Thursday, 15 January 2009

pharewell phnomh penh

I returned in the afternoon to the lovely national museum, which I have visited a few times now.

I wondered again at the colossal reclining Vishnu in bronze. Once he was six metres long and water spouted from his navel, a C12 Chinese visitor at Angkor Wat wrote. His eyebrows and moustache then were jewelled marvels, and he had gems for pupils. This is Vishnu Anantasayin, reclining in cosmic sleep on the back of the sea serpent Ananta - without end - on the surface of the cosmic sea.
As the story goes, Vishnu brings forth from his navel a lotus from which blossoms Brahma, four-headed and all-seeing, to whom it falls to set down the material world of time and space.
What a marvellous creation myth, primal sea and serpents! Am I becoming a Hindu?

This Vishnu, re-discovered only in 1935 , is now much truncated; the massive shoulders, head and brooding face, and two left arms (!) are all that remain, but what grace and beauty and sheer presence.

I linger long and alliterively around the lingam - Shiva in phallic guise - and regret the linga did not make it into Buddhist iconography, when so much else from Hinduism did.
Perhaps there is a case to be made for reviving the linga at the LBC - the Linga Buddhist Centre, why not?
I'm sure it would have its devotees.

I take chilled green tea in the garden courtyard, and converse in French with the elegant and charming lady who serves me from her little fridge in the shade. She is soon off to market to buy her evening meal - to eat alone in her room, or with her burgeoning family? I'll never know - so we take leave of each other elaborately.

I visit for a last time the room of fragile standing Buddhas. Their wooden arms, raised with palms towards me in abhayamudra- the gesture of fearlessness - seem to wave goodbye.

making a purse from a sow's ear

Bangkok beckoned, but here we are back in Phnomh Penh, phlummoxed!
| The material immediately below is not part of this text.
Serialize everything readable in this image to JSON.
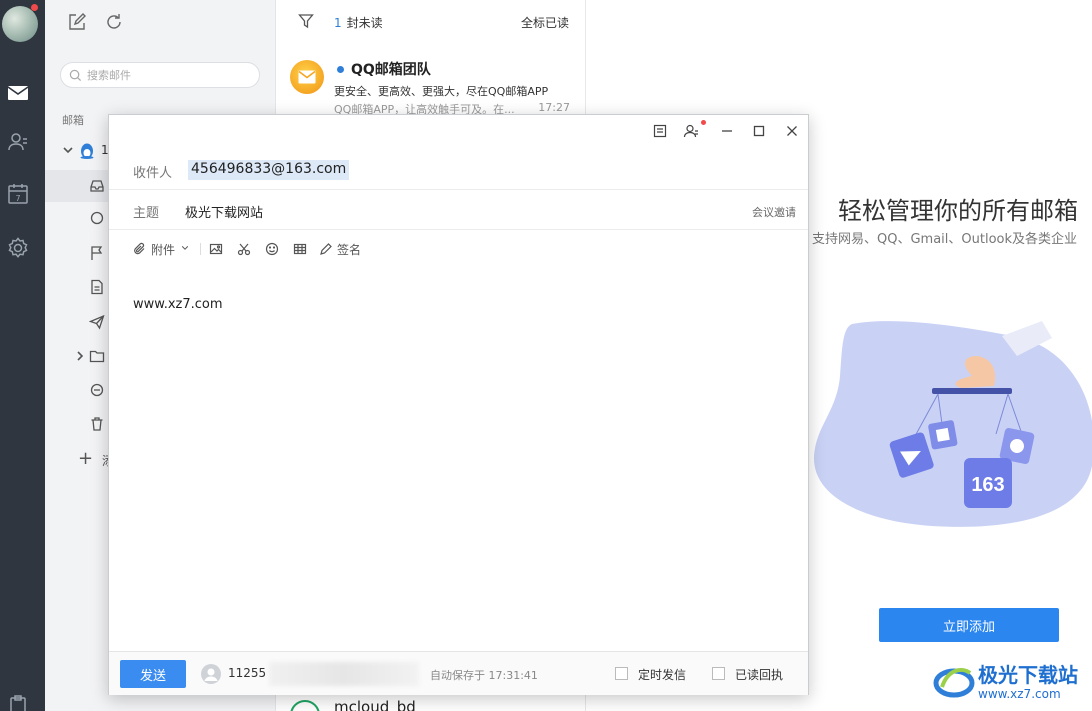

Joanna, a Pole, is a British citizen - indeed I wept tears at her citizenship ceremony a couple of years ago at a town hall in Westminster, where a crowd of folk of all colours and creeds stood up and spoke out loud their name, swearing allegiance to Her Majesty the Queen; the mayor of Westminster dispensed glass souvenir mugs engraved with the coat of arms of his borough, and I thought of my parents who found refuge in this country, like generations of others, and became naturalised in the early fifties: in those more austere times a letter in the post from the Home Office was all you got, but I'm sure it was treasured as much if not more than a crystal mug.

Joanna's British passport, with its exhortations to allow whomever it concerns to go whither they will, 'without let or hindrance', on pain of incurring Her Majesty's Extreme Displeasure, languishes on the sideboard at Sugar Loaf Walk.

Joanna, for reasons of her own, is travelling on her Polish passport. Amongst the forty-one countries, including the UK, that have signed an accord allowing their citizens free and unfettered entry into Thailand, you will not find the name of Poland.

Hence, after extensive taxi-rides through the Kingdom, we are back in Phnomh Penh, where this morning we tuk-tukked out to the Thai Embassy to regularise the visa situation.

Most clouds have a silver lining, and I for one am quite content to be back here. I have a lovely view of the river from my window, and of the Royal Palace with its many gold-roofed pavilions. I have spent a pleasant morning walking around town, acquired three coloured-glass Buddhas which it will be a challenge to get home and, at an over-the-counter chemists, got my hands on further supplies of Simvastatin, a cholesterol-lowering drug I am required to take. Assuming they are not fakes I am now chemically furnished to stay away until the end of February.